■ TASK ■
Count, in the entries, the lines with "shield". Answer with the number only.

BEGIN RECORD EXCERPTS

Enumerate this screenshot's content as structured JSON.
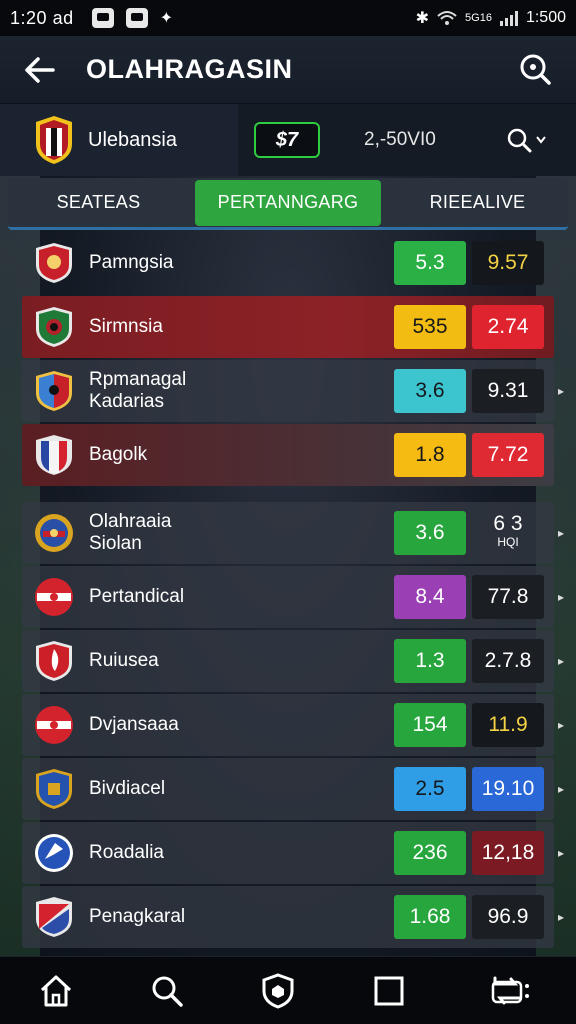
{
  "status_bar": {
    "time": "1:20",
    "suffix": "ad",
    "battery": "1:500",
    "network_text": "5G16"
  },
  "header": {
    "title": "OLAHRAGASIN"
  },
  "team_header": {
    "team_name": "Ulebansia",
    "badge": "$7",
    "value": "2,-50VI0"
  },
  "tabs": [
    {
      "label": "SEATEAS",
      "active": false
    },
    {
      "label": "PERTANNGARG",
      "active": true
    },
    {
      "label": "RIEEALIVE",
      "active": false
    }
  ],
  "rows": [
    {
      "name": "Pamngsia",
      "name2": "",
      "odd1": "5.3",
      "odd1_color": "#2bb046",
      "odd2": "9.57",
      "odd2_color": "#14171b",
      "odd2_text": "#f4d443",
      "style": "first",
      "crest": "crest-red-shield"
    },
    {
      "name": "Sirmnsia",
      "name2": "",
      "odd1": "535",
      "odd1_color": "#f3bc12",
      "odd2": "2.74",
      "odd2_color": "#e0242f",
      "odd2_text": "#ffffff",
      "style": "red",
      "crest": "crest-green-shield"
    },
    {
      "name": "Rpmanagal",
      "name2": "Kadarias",
      "odd1": "3.6",
      "odd1_color": "#3cc4cf",
      "odd2": "9.31",
      "odd2_color": "#1b1e23",
      "odd2_text": "#ffffff",
      "style": "plain",
      "crest": "crest-blue-red-shield"
    },
    {
      "name": "Bagolk",
      "name2": "",
      "odd1": "1.8",
      "odd1_color": "#f6bb12",
      "odd2": "7.72",
      "odd2_color": "#e02a33",
      "odd2_text": "#ffffff",
      "style": "darkred",
      "crest": "crest-tricolor-shield"
    },
    {
      "name": "Olahraaia",
      "name2": "Siolan",
      "odd1": "3.6",
      "odd1_color": "#27a63e",
      "odd2": "6 3",
      "odd2_sub": "HQI",
      "odd2_color": "transparent",
      "odd2_text": "#ffffff",
      "style": "plain",
      "crest": "crest-round-emblem"
    },
    {
      "name": "Pertandical",
      "name2": "",
      "odd1": "8.4",
      "odd1_color": "#9b40b4",
      "odd2": "77.8",
      "odd2_color": "#1b1e23",
      "odd2_text": "#ffffff",
      "style": "plain",
      "crest": "crest-red-white-round"
    },
    {
      "name": "Ruiusea",
      "name2": "",
      "odd1": "1.3",
      "odd1_color": "#27a63e",
      "odd2": "2.7.8",
      "odd2_color": "#1b1e23",
      "odd2_text": "#ffffff",
      "style": "plain",
      "crest": "crest-red-flame-shield"
    },
    {
      "name": "Dvjansaaa",
      "name2": "",
      "odd1": "154",
      "odd1_color": "#27a63e",
      "odd2": "11.9",
      "odd2_color": "#15181c",
      "odd2_text": "#f4d443",
      "style": "plain",
      "crest": "crest-red-white-round"
    },
    {
      "name": "Bivdiacel",
      "name2": "",
      "odd1": "2.5",
      "odd1_color": "#2f9ee6",
      "odd2": "19.10",
      "odd2_color": "#2a68d8",
      "odd2_text": "#ffffff",
      "style": "plain",
      "crest": "crest-blue-gold-shield"
    },
    {
      "name": "Roadalia",
      "name2": "",
      "odd1": "236",
      "odd1_color": "#27a63e",
      "odd2": "12,18",
      "odd2_color": "#7b1a22",
      "odd2_text": "#ffffff",
      "style": "plain",
      "crest": "crest-blue-round"
    },
    {
      "name": "Penagkaral",
      "name2": "",
      "odd1": "1.68",
      "odd1_color": "#27a63e",
      "odd2": "96.9",
      "odd2_color": "#1b1e23",
      "odd2_text": "#ffffff",
      "style": "plain",
      "crest": "crest-red-blue-diagonal"
    }
  ],
  "bottom_nav": [
    "home-icon",
    "search-icon",
    "shield-icon",
    "square-icon",
    "swap-icon"
  ]
}
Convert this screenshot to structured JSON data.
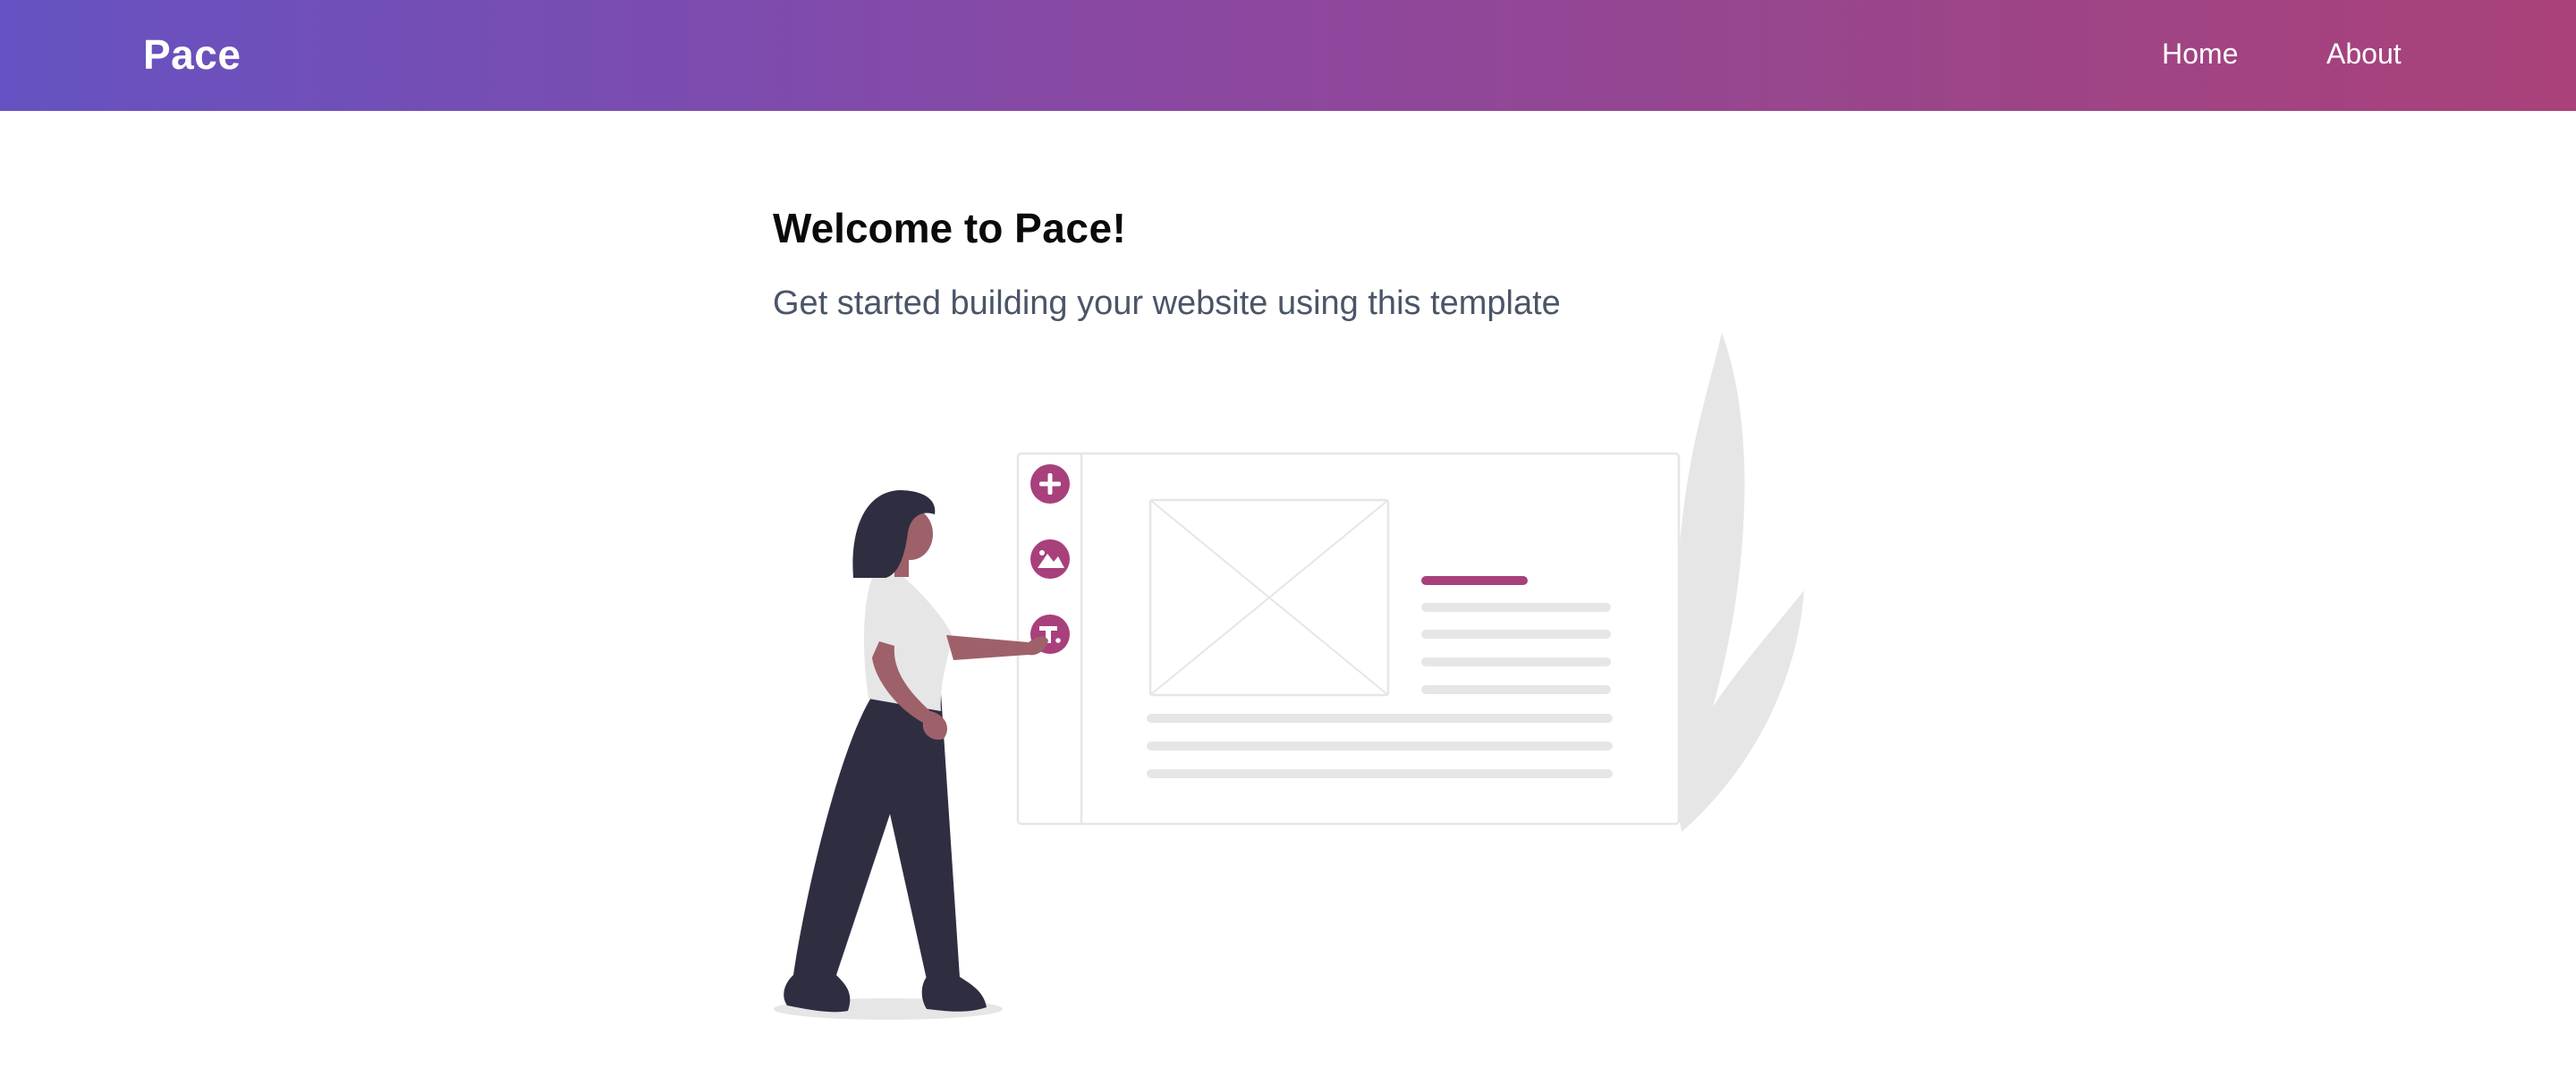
{
  "navbar": {
    "brand": "Pace",
    "links": [
      {
        "label": "Home"
      },
      {
        "label": "About"
      }
    ]
  },
  "hero": {
    "title_prefix": "Welcome to ",
    "title_brand": "Pace",
    "title_suffix": "!",
    "subtitle": "Get started building your website using this template"
  },
  "illustration": {
    "icons": [
      "add-icon",
      "image-icon",
      "text-icon"
    ],
    "accent_color": "#a8407c"
  },
  "colors": {
    "nav_gradient_start": "#6652c2",
    "nav_gradient_end": "#aa417a",
    "accent": "#a8407c",
    "subtitle_text": "#4a5568",
    "figure_dark": "#2f2e41",
    "skin": "#9e616a",
    "placeholder_gray": "#e6e6e6"
  }
}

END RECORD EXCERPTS

■ RESPONSE TO THIS TASK ■
7